• Work required: Copy each line below without leaving any out.
Records to use: Begin
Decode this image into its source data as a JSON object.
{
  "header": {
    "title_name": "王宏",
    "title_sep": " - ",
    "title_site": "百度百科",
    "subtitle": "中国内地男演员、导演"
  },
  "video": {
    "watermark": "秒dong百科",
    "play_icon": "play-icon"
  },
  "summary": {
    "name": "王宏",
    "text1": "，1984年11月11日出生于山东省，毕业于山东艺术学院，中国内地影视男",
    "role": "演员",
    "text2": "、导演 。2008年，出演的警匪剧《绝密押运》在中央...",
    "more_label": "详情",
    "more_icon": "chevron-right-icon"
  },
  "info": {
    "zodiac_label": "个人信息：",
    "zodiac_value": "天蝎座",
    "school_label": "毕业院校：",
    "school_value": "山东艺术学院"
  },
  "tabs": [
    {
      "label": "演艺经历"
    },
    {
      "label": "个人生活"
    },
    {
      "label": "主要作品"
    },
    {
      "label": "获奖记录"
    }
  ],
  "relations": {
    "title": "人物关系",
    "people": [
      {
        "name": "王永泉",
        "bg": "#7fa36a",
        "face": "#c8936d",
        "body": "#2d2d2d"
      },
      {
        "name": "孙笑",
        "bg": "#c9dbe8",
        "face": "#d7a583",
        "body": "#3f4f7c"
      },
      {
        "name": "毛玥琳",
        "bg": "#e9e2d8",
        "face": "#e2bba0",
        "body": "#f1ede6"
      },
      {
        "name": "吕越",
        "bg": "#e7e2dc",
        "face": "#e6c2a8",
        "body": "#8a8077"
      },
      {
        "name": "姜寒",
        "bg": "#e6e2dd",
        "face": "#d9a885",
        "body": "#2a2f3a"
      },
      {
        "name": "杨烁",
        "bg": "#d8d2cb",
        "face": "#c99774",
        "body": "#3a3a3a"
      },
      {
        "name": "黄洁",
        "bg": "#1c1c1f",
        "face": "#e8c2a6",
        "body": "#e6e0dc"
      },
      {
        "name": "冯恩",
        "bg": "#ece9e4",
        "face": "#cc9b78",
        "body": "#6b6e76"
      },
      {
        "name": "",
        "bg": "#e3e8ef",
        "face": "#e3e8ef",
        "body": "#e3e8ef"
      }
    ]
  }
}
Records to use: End
• The completed task:
Decode this image into its source data as a JSON object.
{
  "header": {
    "title_name": "王宏",
    "title_sep": " - ",
    "title_site": "百度百科",
    "subtitle": "中国内地男演员、导演"
  },
  "video": {
    "watermark": "秒dong百科",
    "play_icon": "play-icon"
  },
  "summary": {
    "name": "王宏",
    "text1": "，1984年11月11日出生于山东省，毕业于山东艺术学院，中国内地影视男",
    "role": "演员",
    "text2": "、导演 。2008年，出演的警匪剧《绝密押运》在中央...",
    "more_label": "详情",
    "more_icon": "chevron-right-icon"
  },
  "info": {
    "zodiac_label": "个人信息：",
    "zodiac_value": "天蝎座",
    "school_label": "毕业院校：",
    "school_value": "山东艺术学院"
  },
  "tabs": [
    {
      "label": "演艺经历"
    },
    {
      "label": "个人生活"
    },
    {
      "label": "主要作品"
    },
    {
      "label": "获奖记录"
    }
  ],
  "relations": {
    "title": "人物关系",
    "people": [
      {
        "name": "王永泉",
        "bg": "#7fa36a",
        "face": "#c8936d",
        "body": "#2d2d2d"
      },
      {
        "name": "孙笑",
        "bg": "#c9dbe8",
        "face": "#d7a583",
        "body": "#3f4f7c"
      },
      {
        "name": "毛玥琳",
        "bg": "#e9e2d8",
        "face": "#e2bba0",
        "body": "#f1ede6"
      },
      {
        "name": "吕越",
        "bg": "#e7e2dc",
        "face": "#e6c2a8",
        "body": "#8a8077"
      },
      {
        "name": "姜寒",
        "bg": "#e6e2dd",
        "face": "#d9a885",
        "body": "#2a2f3a"
      },
      {
        "name": "杨烁",
        "bg": "#d8d2cb",
        "face": "#c99774",
        "body": "#3a3a3a"
      },
      {
        "name": "黄洁",
        "bg": "#1c1c1f",
        "face": "#e8c2a6",
        "body": "#e6e0dc"
      },
      {
        "name": "冯恩",
        "bg": "#ece9e4",
        "face": "#cc9b78",
        "body": "#6b6e76"
      },
      {
        "name": "",
        "bg": "#e3e8ef",
        "face": "#e3e8ef",
        "body": "#e3e8ef"
      }
    ]
  }
}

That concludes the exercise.